* TRY IT
Find all lines with the word "rifle" in the material, then copy them.

+--

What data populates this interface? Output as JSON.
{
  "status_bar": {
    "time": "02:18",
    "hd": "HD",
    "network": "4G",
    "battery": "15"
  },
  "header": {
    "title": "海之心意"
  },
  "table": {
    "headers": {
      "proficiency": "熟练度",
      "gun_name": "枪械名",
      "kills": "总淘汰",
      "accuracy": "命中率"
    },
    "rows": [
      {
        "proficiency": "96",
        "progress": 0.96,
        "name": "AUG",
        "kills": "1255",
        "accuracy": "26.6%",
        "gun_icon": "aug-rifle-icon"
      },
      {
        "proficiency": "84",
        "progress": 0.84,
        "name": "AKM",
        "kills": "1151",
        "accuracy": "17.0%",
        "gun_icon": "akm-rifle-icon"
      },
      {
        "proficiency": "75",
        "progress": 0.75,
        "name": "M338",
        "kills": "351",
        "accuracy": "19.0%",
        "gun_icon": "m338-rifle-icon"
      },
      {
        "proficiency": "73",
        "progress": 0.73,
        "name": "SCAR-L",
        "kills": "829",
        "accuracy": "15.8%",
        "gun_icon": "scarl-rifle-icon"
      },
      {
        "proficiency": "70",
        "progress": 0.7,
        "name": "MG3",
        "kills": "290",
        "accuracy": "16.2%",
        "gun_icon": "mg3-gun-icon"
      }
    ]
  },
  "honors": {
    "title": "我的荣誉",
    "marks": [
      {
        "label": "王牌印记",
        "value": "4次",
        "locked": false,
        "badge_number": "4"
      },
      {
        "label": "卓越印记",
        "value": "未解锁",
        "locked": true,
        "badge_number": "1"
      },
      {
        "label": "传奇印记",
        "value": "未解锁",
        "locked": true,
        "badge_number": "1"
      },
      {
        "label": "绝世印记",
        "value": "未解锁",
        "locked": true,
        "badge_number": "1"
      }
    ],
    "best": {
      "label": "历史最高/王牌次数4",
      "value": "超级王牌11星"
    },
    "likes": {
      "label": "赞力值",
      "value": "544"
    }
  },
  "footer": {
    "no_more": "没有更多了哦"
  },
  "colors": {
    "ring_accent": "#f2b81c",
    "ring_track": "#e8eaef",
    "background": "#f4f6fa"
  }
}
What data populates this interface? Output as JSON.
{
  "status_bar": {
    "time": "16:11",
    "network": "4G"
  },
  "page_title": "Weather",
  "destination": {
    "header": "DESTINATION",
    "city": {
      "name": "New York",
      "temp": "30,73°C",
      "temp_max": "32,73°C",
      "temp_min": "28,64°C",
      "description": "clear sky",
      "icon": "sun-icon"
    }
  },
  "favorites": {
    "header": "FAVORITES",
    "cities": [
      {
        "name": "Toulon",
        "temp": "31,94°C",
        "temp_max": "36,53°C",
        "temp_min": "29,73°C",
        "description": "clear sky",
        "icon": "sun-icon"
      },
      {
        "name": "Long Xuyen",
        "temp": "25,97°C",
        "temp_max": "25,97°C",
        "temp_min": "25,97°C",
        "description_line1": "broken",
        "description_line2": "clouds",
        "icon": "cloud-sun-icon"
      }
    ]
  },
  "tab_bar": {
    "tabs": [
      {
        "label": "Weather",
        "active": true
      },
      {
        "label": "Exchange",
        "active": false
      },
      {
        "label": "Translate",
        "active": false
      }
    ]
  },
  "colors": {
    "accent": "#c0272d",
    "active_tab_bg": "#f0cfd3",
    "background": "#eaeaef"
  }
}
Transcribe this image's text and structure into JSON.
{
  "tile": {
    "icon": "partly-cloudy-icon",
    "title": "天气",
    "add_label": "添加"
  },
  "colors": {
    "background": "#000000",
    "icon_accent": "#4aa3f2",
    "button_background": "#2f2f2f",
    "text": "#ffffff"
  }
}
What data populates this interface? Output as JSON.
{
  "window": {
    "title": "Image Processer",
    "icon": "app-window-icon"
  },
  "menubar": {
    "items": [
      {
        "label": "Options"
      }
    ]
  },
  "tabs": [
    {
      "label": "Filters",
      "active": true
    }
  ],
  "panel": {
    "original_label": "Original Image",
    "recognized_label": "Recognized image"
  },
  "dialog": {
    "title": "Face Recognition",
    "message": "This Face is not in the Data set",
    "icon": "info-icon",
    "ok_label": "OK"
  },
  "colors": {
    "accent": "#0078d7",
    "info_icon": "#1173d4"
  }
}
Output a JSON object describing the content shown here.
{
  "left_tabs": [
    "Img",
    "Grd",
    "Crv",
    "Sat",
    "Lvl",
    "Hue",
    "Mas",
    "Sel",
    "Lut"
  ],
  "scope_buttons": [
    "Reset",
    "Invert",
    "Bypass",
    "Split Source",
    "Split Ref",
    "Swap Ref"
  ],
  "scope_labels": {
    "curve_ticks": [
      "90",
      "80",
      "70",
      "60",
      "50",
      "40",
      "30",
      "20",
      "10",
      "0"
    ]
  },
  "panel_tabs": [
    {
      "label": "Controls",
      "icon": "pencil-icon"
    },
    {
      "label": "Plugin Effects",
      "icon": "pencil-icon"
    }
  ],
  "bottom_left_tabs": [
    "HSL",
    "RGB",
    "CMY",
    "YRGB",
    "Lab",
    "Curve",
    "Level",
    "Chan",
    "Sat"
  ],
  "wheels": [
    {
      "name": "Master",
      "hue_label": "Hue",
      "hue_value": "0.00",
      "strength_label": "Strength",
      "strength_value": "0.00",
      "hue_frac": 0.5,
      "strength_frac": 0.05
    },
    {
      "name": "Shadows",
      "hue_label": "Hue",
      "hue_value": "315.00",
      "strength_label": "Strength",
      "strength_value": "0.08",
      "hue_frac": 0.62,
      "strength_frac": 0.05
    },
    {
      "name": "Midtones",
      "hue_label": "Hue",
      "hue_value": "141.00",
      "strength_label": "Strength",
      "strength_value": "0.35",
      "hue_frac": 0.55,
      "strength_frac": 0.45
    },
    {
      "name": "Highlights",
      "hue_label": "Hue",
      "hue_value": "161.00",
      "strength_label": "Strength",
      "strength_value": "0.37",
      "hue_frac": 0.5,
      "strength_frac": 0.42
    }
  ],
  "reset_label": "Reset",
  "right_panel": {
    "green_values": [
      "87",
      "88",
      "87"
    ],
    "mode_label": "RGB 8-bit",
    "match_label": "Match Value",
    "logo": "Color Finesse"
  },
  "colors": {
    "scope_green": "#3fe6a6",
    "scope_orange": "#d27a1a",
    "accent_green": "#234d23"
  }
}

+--

* WRITTEN SOLUTION
        "gun_icon": "aug-rifle-icon"
        "gun_icon": "akm-rifle-icon"
        "gun_icon": "m338-rifle-icon"
        "gun_icon": "scarl-rifle-icon"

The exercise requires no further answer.